Secret hoard hidden by Auschwitz prisoners found in chimney during renovation work

When the workers stripped away post-war masonry they were astonished to find knives, forks, hooks, scissors, pieces of leather, cobbler's tools and parts of shoes obviously hidden by prisoners of the German-operated camp. nationalfonds.org

A secret stash of knives, forks, scissors, tools, pieces of leather and parts of shoes hidden by prisoners under a chimney has been found at Auschwitz.

The unusual hoard was discovered on April 21 in the former main camp Auschwitz I during work in block 17, which was used to house prisoners who worked outside the camp.

News of the find was reported a few days ago by Austria's National Fund for Victims of National Socialism, which is funding the renovation work in the block in order to host a new Austrian exhibition that will open next year.

It is thought that the objects may have been gathered as an escape kit or served as a kind of black-market currency.nationalfonds.org

As part of the renovation work, which started in September 2019, workers were removing additions made to the building in 1978 in order to restore it to its state during the war.

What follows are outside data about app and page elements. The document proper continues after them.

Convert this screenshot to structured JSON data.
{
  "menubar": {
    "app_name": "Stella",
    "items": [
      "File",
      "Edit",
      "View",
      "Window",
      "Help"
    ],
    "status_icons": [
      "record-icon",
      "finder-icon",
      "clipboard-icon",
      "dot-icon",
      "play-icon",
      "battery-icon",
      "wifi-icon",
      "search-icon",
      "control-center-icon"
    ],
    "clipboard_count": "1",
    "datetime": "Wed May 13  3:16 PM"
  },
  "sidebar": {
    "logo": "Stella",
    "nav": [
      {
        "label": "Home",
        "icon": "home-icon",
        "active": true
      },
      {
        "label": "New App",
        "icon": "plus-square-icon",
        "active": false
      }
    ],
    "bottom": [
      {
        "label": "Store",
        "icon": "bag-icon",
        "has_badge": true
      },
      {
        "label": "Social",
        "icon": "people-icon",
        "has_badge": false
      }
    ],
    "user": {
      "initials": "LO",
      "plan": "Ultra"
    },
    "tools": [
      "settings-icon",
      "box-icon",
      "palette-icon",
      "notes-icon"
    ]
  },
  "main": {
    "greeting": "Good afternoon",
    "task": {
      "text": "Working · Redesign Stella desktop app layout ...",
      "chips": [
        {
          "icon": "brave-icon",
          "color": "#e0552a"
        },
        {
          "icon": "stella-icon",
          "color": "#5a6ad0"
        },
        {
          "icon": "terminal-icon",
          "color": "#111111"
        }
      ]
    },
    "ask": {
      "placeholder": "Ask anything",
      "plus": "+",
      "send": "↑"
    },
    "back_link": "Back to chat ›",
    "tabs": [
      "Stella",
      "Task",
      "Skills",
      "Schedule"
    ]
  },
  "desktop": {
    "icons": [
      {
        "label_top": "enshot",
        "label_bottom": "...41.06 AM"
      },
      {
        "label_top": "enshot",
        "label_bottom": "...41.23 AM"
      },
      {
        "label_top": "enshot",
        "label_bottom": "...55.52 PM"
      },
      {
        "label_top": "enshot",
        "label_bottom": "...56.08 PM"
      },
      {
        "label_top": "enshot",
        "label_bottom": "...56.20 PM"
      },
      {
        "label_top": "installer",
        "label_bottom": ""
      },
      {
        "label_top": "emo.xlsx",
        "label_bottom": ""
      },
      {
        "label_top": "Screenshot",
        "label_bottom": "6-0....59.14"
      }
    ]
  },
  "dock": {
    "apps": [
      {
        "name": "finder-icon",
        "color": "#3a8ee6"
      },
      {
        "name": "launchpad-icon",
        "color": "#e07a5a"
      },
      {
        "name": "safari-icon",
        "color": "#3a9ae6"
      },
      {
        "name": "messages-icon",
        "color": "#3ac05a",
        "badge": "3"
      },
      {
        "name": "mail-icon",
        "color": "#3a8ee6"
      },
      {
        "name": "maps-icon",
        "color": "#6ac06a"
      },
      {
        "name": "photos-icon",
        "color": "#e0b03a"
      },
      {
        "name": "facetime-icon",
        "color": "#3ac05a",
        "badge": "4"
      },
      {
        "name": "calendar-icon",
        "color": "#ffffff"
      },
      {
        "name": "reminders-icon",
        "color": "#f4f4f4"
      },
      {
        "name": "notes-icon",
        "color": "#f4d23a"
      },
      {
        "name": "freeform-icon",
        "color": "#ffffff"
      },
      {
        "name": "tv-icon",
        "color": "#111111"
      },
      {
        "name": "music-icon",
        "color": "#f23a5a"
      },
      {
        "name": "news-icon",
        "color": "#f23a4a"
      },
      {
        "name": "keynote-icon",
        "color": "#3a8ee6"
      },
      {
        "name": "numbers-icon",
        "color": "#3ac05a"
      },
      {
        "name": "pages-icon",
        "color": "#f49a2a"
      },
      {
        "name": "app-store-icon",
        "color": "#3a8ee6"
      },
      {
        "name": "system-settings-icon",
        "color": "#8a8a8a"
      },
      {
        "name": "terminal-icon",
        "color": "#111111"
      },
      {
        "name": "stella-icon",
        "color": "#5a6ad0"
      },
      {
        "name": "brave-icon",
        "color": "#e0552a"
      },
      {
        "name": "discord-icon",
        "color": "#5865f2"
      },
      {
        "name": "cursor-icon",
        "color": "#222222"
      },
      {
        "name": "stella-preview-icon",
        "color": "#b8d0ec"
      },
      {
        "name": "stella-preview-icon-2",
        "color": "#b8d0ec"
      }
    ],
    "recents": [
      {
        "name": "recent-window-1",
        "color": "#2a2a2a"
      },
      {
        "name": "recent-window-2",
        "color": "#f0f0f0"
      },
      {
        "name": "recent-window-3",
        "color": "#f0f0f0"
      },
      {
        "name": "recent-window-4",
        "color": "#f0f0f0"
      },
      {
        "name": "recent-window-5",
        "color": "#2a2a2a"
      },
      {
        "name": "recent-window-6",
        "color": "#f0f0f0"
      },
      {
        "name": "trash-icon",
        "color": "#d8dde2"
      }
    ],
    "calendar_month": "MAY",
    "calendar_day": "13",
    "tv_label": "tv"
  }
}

When the workers stripped away post-war masonry they were astonished to find knives, forks, hooks, scissors, pieces of leather, cobbler's tools and parts of shoes obviously hidden by prisoners of the German-operated camp.

Massed piles of spoons, forks and other personal items that visitors see when they tour the exhibitions have become an icon of the world’s largest recorded mass murder.

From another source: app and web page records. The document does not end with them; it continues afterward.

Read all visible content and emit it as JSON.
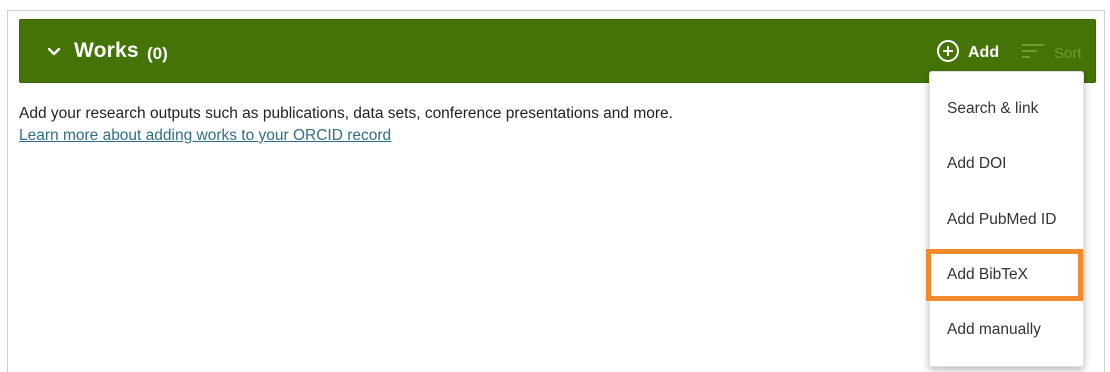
{
  "section": {
    "title": "Works",
    "count": "(0)",
    "add_label": "Add",
    "sort_label": "Sort"
  },
  "body": {
    "description": "Add your research outputs such as publications, data sets, conference presentations and more.",
    "learn_more": "Learn more about adding works to your ORCID record"
  },
  "add_menu": {
    "items": [
      {
        "label": "Search & link"
      },
      {
        "label": "Add DOI"
      },
      {
        "label": "Add PubMed ID"
      },
      {
        "label": "Add BibTeX",
        "highlighted": true
      },
      {
        "label": "Add manually"
      }
    ]
  },
  "colors": {
    "header_bg": "#447405",
    "highlight_outline": "#f08a2a",
    "link": "#2f6f86"
  },
  "icons": {
    "collapse": "chevron-down-icon",
    "add": "plus-circle-icon",
    "sort": "sort-lines-icon"
  }
}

When the workers stripped away post-war masonry they were astonished to find knives, forks, hooks, scissors, pieces of leather, cobbler's tools and parts of shoes obviously hidden by prisoners of the German-operated camp.nationalfonds.org

However, those objects were confiscated from Jews when they arrived at Auschwitz II Birkenau, after which the majority were murdered in the gas chambers while a small proportion were registered as prisoners.

The items found under the chimney in block 17 are different in that were used and had value for prisoners when they were in the camp.

They would have provided them with a small advantage; an edge that in the camp conditions carefully calibrated by the Germans to extract maximum work for minimum input may have saved or extended lives.

The hoard was discovered at Auschwitz I during work in block 17, which was used to house prisoners who worked outside the camp.Nelson Pérez/CC BY-SA 3

Why the prisoners would hide the items and what exactly they were used for remains uncertain.

However, a press release from the Austrian fund suggested that the objects may have been gathered as an escape kit or served as a kind of black-market currency.

“These utensils, kept out of sight of the SS guards, were perhaps used by shoemakers, or to prepare an escape or simply to be able to eat,” fund secretary general Hannah Lessing said.

Around 1.1 million people died in Auschwitz I and Auschwitz II. The vast majority were Jews who were murdered in gas chambers.Public domain

The fund’s structural consultant Johannes Hofmeister said that items may have been hidden in the chimney as the block was used to house chimney sweeps as well as other manual workers.

Survivor testimonies show that there were workshops in the basement of the block where, for example, baskets were woven.

The fund commissioned the renovation and restoration works in the block at the former concentration camp in Poland in preparation for an exhibition, which is due to open next year.

Auschwitz I was a concentration camp set up by Germany in May 1940 in a former Polish army barracks to imprison initially Polish political prisoners. By March 1941, 10,900 were imprisoned in the camp, most of them Poles. The camp was equipped with a gas chamber and three crematoria.PAP

The items were likely hidden in the chimney because block 17, one of 22 pre-war brick barrack buildings, was used to house manual workers.

“It's no coincidence that the chimney was used as a hiding place in the building, because chimney sweeps and craftsmen were imprisoned there. The testimonies of the survivors show that there were, for example, workshops where baskets were woven in the basement”, the chief builder from the Austrian foundation said.

The items have been carefully recovered, documented and handed over to the museum's conservation department, which will preserve and analyse them.

Auschwitz I was a concentration camp set up by Germany in May 1940 in a former Polish army barracks to imprison initially Polish political prisoners. By March 1941, 10,900 were imprisoned in the camp, most of them Poles. The camp was equipped with a gas chamber and three crematoria.

By August 1944, Auschwitz I held about 16,000 prisoners, roughly 10,000 Jews, 4,000 Poles, and 3,000 prisoners from other ethnic groups.Public domain

By August 1944, it held about 16,000 prisoners, roughly 10,000 Jews, 4,000 Poles, and 3,000 prisoners from other ethnic groups.

Auschwitz II Birkenau was opened as a branch of Auschwitz in March 1942, and served as a concentration camp and at the same time as a death camp.

Around 1.1 million people died in Auschwitz I and Auschwitz II. The vast majority were Jews who were murdered in gas chambers.

74,000 Poles died or were murdered in the Auschwitz complex, as well as approximately 21,000 Roma and Sinti and also Soviet POWs and prisoners of other nationalities.